As the chairman appointed to fight the fires at Elland Road in 2004 and an expert in football finance, Gerald Krasner is better placed than most to answer.

“The trouble is what contracts you have, because you have to honour them,” he cautions. “You’d have to know what each club’s contracts are to know how damaging relegation would be to them.

Niall Quinn last week revealed Sunderland’s players have clauses which trigger a 40% wage cut if the club is relegated. You would expect no less from the Black Cats, who have had their fingers burned before. In 2003 they went down with £26.6m of debt forcing them to make 83 off-pitch staff redundant and shed 15 players and a plc chief executive. “If you’re attracting top-class players they’re not going to agree to that,” says Krasner, a partner with business rescue firm Begbies Traynor.

“If I was Michael Owen and you asked me to sign a contract with a clause cutting your wages if the club was relegated, I’d say if that’s the limit of your ambition, I’m not signing it. No agent worth his salt would let a top player do that.” All three clubs will have a queue of players anxious not to hamper their development by playing at a lower level, and in many cases will be happy to oblige. But it is often easier said than done.

“They say there’s pressure at the top at the moment but there’s much, much more at the bottom – especially when it’s three local clubs fighting one another to avoid relegation,” says Krasner. “If you go down, a lot of your top players will want to leave, but it isn’t easy finding someone prepared to match their wages. If you have a player on £60,000 a week, you might find nobody is prepared to pay that. They might be willing to pay £30,000 a week.”

Professor Tom Cannon, an expert in football finance at Buckingham Business School, agrees. “The wage bill is the biggest single problem,” he says. “Those clubs with big superstars are most at threat.

“If you’ve got players on big contracts, they can be hard to sell because of their age, especially in the current climate.

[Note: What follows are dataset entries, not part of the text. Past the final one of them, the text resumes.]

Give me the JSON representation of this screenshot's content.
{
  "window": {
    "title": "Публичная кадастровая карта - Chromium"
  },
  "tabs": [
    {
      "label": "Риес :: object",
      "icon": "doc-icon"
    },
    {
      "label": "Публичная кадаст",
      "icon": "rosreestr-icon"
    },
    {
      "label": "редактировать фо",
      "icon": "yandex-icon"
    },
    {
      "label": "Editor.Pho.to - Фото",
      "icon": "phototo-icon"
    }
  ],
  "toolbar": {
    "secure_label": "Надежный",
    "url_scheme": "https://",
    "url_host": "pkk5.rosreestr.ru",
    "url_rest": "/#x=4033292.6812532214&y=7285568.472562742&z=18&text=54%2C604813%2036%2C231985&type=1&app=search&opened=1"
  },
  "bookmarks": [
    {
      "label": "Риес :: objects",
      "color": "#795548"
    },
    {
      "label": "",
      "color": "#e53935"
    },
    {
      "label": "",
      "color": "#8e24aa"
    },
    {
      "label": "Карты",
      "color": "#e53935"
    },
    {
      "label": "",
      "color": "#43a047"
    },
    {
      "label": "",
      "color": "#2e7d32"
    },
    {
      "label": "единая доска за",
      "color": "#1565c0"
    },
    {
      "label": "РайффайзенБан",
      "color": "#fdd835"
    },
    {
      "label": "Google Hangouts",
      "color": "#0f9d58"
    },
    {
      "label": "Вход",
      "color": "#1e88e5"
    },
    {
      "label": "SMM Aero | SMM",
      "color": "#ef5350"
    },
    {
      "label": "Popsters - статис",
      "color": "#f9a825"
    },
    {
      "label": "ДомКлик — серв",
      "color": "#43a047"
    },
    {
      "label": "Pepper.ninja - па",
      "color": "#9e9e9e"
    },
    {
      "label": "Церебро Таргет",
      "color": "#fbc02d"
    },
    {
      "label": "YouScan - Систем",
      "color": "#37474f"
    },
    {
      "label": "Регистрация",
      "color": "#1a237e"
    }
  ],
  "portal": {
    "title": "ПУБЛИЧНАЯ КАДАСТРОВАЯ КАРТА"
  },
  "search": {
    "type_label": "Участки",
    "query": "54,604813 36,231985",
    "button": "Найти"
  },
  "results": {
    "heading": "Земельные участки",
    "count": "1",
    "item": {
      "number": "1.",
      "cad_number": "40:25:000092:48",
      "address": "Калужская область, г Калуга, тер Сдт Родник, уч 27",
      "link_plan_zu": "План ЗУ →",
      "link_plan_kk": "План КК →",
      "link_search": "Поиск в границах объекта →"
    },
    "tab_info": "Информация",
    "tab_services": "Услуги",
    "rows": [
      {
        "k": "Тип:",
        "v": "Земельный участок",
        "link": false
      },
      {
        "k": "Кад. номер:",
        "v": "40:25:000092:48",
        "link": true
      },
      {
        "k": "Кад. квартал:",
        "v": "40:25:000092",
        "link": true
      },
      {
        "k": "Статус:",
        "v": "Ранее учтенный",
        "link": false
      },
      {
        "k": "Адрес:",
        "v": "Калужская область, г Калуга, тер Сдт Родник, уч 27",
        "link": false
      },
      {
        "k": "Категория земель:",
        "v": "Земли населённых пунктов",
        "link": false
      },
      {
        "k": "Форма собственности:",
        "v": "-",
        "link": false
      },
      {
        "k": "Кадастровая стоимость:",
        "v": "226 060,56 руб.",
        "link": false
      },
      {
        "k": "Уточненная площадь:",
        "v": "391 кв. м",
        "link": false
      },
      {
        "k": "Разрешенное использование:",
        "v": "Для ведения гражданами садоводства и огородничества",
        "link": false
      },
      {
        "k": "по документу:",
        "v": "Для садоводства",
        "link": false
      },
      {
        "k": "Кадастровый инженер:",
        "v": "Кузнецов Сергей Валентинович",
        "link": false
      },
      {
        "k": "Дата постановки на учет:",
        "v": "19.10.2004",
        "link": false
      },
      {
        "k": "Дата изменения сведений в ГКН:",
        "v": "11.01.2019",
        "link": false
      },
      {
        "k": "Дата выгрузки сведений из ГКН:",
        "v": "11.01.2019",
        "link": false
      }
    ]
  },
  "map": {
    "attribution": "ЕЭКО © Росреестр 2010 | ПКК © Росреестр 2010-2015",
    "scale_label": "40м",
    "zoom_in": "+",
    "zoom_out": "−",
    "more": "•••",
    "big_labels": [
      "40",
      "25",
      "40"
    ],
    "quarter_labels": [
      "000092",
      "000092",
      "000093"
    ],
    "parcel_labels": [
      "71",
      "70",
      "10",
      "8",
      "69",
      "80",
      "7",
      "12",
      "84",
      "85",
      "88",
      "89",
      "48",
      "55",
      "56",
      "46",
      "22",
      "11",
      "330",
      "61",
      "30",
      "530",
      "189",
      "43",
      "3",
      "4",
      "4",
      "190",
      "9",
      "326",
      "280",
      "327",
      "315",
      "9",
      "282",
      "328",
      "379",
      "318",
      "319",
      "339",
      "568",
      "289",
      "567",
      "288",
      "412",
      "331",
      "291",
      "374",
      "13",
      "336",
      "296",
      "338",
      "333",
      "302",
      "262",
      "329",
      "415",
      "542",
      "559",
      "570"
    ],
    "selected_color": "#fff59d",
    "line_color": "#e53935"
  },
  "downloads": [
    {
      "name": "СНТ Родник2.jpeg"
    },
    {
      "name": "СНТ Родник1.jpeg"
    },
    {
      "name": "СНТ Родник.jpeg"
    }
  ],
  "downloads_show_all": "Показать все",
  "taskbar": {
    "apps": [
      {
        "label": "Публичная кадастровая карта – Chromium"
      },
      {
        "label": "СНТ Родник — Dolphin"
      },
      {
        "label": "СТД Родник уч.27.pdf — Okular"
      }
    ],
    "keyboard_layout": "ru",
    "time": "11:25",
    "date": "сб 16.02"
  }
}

“If you lose two or three key players and have changes in management too, you have quite a bit of rebuilding to do, so you’re fortunate if you win promotion at the first time of asking. On the positive side, it looks like there might be some quite big clubs getting promoted, like Wolves and Birmingham.

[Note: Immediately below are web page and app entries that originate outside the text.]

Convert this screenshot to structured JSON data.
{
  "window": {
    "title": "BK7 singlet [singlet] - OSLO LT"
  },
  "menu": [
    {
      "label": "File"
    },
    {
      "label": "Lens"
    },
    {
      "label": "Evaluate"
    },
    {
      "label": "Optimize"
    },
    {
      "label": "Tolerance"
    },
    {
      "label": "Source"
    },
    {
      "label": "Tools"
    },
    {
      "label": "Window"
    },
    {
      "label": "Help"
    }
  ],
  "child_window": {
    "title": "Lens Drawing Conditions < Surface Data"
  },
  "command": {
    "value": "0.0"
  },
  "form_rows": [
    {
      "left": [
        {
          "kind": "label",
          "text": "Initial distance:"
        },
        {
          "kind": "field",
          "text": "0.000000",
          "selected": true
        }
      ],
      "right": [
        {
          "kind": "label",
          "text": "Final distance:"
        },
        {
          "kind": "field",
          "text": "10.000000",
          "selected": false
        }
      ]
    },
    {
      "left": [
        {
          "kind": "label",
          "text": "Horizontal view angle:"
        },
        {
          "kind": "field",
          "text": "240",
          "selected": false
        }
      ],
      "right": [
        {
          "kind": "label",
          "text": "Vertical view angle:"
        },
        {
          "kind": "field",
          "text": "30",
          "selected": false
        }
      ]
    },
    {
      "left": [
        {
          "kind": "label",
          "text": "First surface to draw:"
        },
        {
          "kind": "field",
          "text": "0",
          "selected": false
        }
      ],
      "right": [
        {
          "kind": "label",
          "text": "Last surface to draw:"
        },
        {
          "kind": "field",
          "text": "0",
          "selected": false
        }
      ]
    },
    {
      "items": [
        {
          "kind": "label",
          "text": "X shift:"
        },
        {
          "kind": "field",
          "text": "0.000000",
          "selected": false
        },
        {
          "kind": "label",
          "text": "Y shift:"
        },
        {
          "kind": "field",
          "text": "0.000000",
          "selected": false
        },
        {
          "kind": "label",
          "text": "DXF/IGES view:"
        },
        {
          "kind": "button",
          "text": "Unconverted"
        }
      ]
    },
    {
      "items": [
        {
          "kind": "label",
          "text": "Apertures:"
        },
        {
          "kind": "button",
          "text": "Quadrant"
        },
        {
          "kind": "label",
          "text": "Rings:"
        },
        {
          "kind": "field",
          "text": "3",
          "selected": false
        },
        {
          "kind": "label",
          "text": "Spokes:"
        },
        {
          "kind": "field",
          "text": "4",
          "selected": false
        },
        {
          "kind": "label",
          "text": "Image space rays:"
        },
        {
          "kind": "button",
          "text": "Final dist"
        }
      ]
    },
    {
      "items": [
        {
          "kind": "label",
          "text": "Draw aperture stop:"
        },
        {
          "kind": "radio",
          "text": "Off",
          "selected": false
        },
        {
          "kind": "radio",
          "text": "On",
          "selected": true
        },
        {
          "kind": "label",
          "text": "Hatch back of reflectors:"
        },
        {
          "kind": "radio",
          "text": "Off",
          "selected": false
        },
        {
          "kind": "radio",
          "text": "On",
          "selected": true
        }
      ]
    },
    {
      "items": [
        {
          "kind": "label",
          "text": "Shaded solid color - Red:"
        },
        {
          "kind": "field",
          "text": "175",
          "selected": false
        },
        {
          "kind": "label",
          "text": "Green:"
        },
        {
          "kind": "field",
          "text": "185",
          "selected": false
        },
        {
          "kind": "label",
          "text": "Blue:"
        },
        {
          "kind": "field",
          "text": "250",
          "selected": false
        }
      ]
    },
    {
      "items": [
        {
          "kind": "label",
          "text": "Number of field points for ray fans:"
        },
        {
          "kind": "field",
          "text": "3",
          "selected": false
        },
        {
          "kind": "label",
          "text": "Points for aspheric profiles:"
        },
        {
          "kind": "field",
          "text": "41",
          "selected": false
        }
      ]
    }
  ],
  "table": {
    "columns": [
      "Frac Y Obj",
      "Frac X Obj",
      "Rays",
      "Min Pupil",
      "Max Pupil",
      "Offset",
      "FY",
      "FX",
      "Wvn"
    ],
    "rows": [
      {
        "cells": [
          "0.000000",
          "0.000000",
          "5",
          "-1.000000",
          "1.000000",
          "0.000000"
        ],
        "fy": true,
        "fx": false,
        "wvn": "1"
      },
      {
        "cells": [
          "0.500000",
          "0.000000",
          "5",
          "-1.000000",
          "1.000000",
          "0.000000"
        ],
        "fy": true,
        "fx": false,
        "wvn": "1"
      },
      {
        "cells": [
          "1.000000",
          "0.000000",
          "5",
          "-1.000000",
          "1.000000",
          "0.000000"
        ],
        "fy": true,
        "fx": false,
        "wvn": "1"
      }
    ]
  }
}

“They get big crowds and might be able to afford big players. Some of the smaller clubs might not be able to attract the bigger players even if they wanted to.”

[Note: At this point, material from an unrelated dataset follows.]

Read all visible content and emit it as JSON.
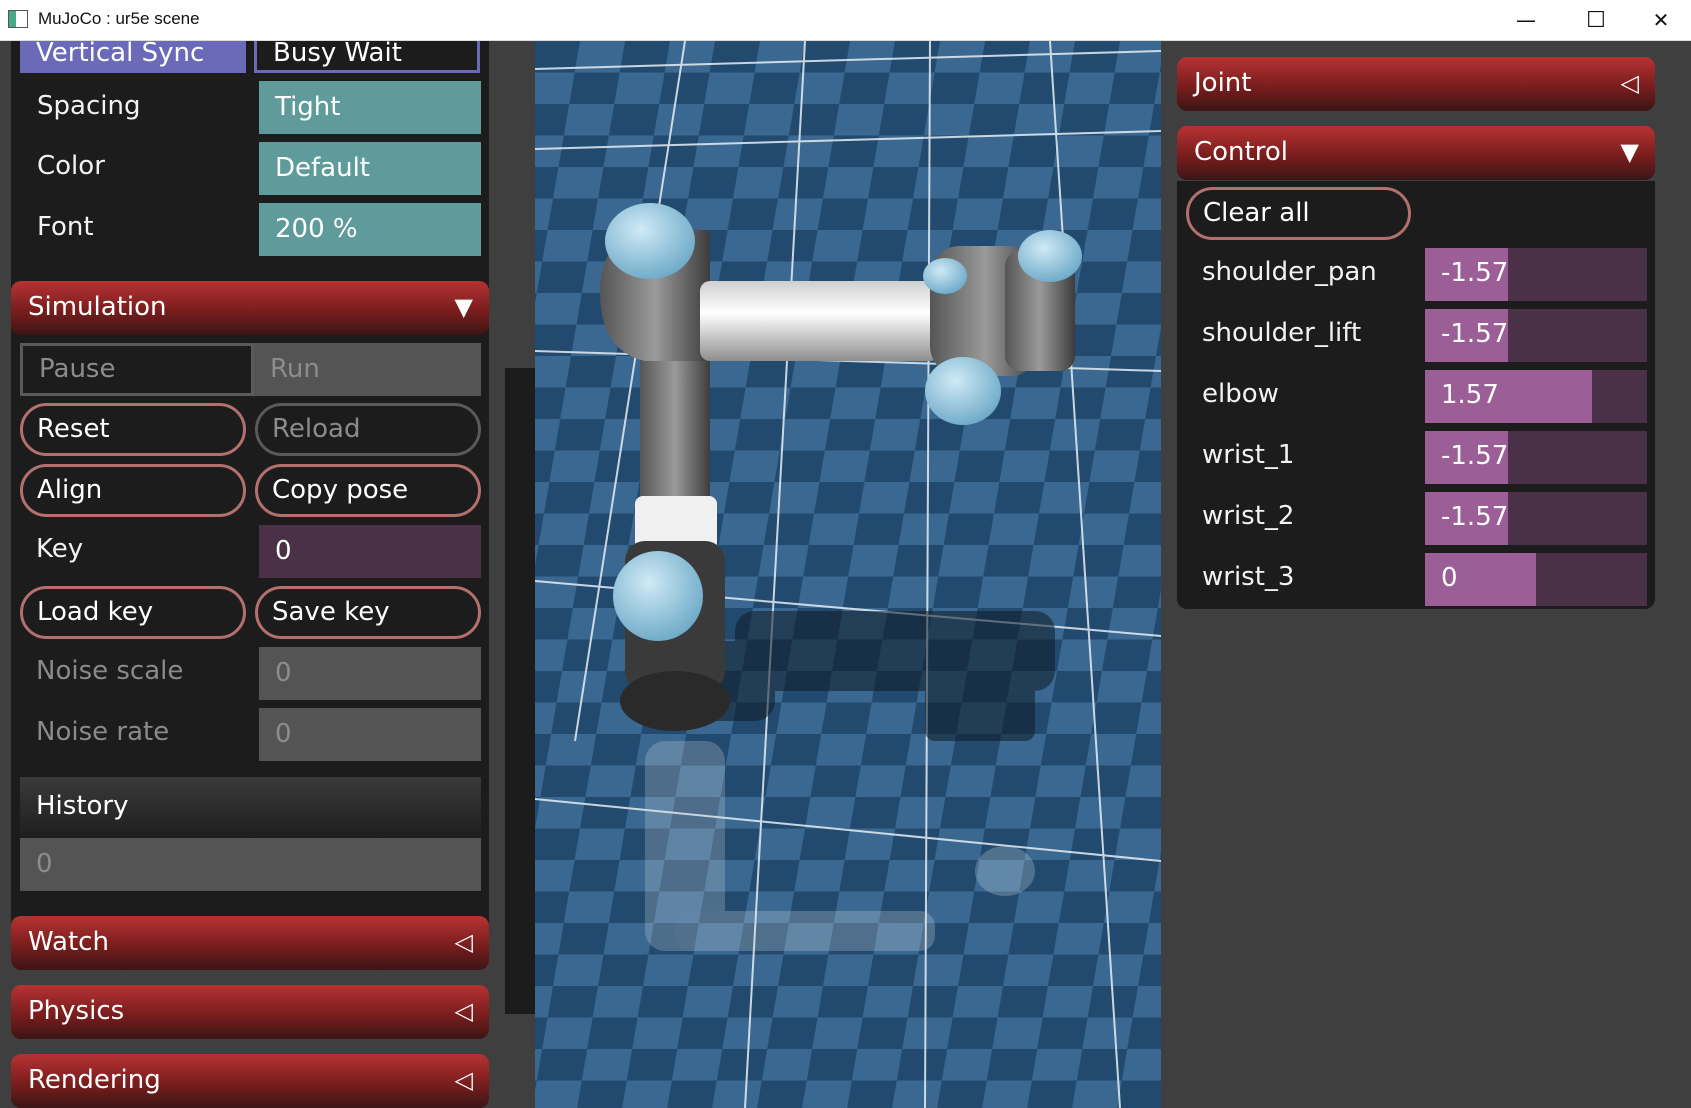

In an attempt to soften the blow, relegated Premier League clubs receive financial support for each of their first two seasons outside the top flight – Reading received £11.2m this season and that annual figure could rise to nearer £15m after next term as higher TV revenues kick in.

Without making clubs immune to financial catastrophe, it sets another clock ticking, with most chairmen demanding promotion before the cash dries up.

“Parachute payments don’t compensate for the loss of revenue,” Cannon warns. “It has worked in the past but it’s not always a one-year bounce-back.

“There might only be one of last season’s relegated teams (Birmingham City) who bounce back this year and it’s averaging out as one a year. So there’s a 66% chance you will not come straight back up.”

Those clubs who have thought big only to produce small points tallies are most at threat.

No one in the North East thinks bigger than Newcastle United, who expect a standing to match their gates. At the opposite end are Middlesbrough, shorn of the prima donnas and self-styled superstars of the Bryan Robson era, and with a youth system ready to fill the gaps.

Cannon sees a case for all three punching their weight if the worst happens.

“Steve Gibson is Middlesbrough’s great asset,” he says. “Newcastle have a great stadium and a great support base.

“Sunderland have a great support base and a good stadium, although there are question marks over their ownership because of the restructuring taking place.

“They all have assets, the one thing they don’t have is points!”


David Whetstone
Culture Editor
Graeme Whitfield
Business Editor
Mark Douglas
Newcastle United Editor
Stuart Rayner
Sports Writer